in: Land Use Policy 58, 173-182
The livelihoods of resource-dependent peoples are vulnerable to climate variability. This study focuses on how local climate adaptations, which have been sustained through long-term interactions with local ecologies, have changed in the face of the challenges caused by climate change and policy interventions. Case studies were conducted in two agro-pastoral counties of northern China, a region that confronts frequent drought and that has experienced extensive institutional changes over recent decades. Based on the exploration of four adaptation strategies, the field results show that both counties have experienced an acceleration of livelihood diversification, an increase in storage and market exchanges, and a dramatic reduction in previously common pooling. The findings reveal that these adaptations are not a direct result of coping with climate risks but rather are indicative of livelihood strategies that result from the combined impacts of institutional, socioeconomic and climatic changes. Current institutional arrangements have negative impacts on local climate adaptations. This is particularly true for those with limited livelihood options, and such arrangements may therefore foster an increase in inequality with regard to household adaptive capacities over the long term.
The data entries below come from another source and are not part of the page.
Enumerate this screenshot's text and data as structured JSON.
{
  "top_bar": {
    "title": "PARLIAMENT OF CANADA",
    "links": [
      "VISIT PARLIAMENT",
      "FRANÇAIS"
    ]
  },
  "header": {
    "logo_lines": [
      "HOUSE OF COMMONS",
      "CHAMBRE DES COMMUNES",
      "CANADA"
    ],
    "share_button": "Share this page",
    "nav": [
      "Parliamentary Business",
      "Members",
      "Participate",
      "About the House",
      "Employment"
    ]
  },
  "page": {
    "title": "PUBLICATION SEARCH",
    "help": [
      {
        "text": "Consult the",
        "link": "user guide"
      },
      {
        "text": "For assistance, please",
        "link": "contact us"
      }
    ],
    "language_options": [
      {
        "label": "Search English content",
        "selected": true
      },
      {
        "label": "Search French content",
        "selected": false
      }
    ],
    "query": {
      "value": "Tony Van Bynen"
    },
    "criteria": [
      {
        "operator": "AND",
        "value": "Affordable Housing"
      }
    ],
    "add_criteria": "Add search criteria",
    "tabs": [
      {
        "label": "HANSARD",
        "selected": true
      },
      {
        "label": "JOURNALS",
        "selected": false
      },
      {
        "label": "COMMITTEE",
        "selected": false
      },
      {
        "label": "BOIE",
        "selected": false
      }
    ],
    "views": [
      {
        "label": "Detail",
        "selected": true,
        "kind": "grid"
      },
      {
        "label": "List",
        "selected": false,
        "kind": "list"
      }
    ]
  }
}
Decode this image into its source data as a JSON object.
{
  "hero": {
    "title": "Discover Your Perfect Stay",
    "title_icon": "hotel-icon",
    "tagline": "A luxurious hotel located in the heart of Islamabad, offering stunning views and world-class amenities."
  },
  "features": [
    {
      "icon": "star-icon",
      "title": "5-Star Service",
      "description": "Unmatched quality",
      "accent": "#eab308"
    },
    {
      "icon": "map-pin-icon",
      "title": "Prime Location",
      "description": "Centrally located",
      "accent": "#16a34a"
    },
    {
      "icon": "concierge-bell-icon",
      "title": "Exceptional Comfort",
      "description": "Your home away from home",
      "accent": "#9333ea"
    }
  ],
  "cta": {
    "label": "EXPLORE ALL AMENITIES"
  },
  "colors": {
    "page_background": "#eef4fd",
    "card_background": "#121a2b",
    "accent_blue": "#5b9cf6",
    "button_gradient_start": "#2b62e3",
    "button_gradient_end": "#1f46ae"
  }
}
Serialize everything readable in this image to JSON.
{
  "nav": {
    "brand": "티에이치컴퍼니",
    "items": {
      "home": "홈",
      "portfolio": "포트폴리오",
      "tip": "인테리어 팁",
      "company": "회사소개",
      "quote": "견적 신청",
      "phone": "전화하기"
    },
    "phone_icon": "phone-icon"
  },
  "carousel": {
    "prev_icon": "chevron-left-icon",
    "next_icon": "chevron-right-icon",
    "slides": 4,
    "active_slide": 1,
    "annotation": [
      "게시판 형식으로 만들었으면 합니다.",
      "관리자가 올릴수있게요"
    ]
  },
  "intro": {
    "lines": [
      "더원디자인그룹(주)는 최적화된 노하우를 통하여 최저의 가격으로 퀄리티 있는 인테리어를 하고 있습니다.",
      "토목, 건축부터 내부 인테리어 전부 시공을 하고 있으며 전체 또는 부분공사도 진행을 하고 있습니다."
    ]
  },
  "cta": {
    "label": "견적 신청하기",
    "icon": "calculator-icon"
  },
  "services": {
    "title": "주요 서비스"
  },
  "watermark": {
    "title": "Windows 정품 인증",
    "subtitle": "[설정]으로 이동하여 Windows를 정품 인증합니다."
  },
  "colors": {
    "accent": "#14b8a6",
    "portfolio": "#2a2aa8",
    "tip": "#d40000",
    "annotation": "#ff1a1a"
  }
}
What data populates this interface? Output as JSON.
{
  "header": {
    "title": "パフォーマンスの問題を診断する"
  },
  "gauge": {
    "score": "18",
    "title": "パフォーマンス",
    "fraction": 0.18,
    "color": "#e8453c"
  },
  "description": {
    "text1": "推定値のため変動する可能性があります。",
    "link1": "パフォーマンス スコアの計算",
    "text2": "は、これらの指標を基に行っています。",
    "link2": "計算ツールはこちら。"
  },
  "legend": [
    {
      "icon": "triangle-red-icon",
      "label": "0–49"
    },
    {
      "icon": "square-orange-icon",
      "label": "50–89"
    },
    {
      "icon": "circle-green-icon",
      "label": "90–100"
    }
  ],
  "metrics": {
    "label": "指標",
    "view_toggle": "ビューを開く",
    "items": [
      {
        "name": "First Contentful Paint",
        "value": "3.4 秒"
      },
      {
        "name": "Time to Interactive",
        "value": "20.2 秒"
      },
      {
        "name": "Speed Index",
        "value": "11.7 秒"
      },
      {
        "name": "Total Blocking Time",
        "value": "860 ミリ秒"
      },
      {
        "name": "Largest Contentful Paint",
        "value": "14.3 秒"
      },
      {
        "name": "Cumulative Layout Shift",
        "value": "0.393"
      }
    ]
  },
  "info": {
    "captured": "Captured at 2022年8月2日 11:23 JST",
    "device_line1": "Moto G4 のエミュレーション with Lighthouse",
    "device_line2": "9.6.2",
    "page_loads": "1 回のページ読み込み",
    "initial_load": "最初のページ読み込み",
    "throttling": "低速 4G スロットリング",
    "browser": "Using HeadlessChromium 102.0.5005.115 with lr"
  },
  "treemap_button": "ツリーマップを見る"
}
Therefore, this study recommends flexible policies that facilitate local arrangements rather than the current one-for-all policy.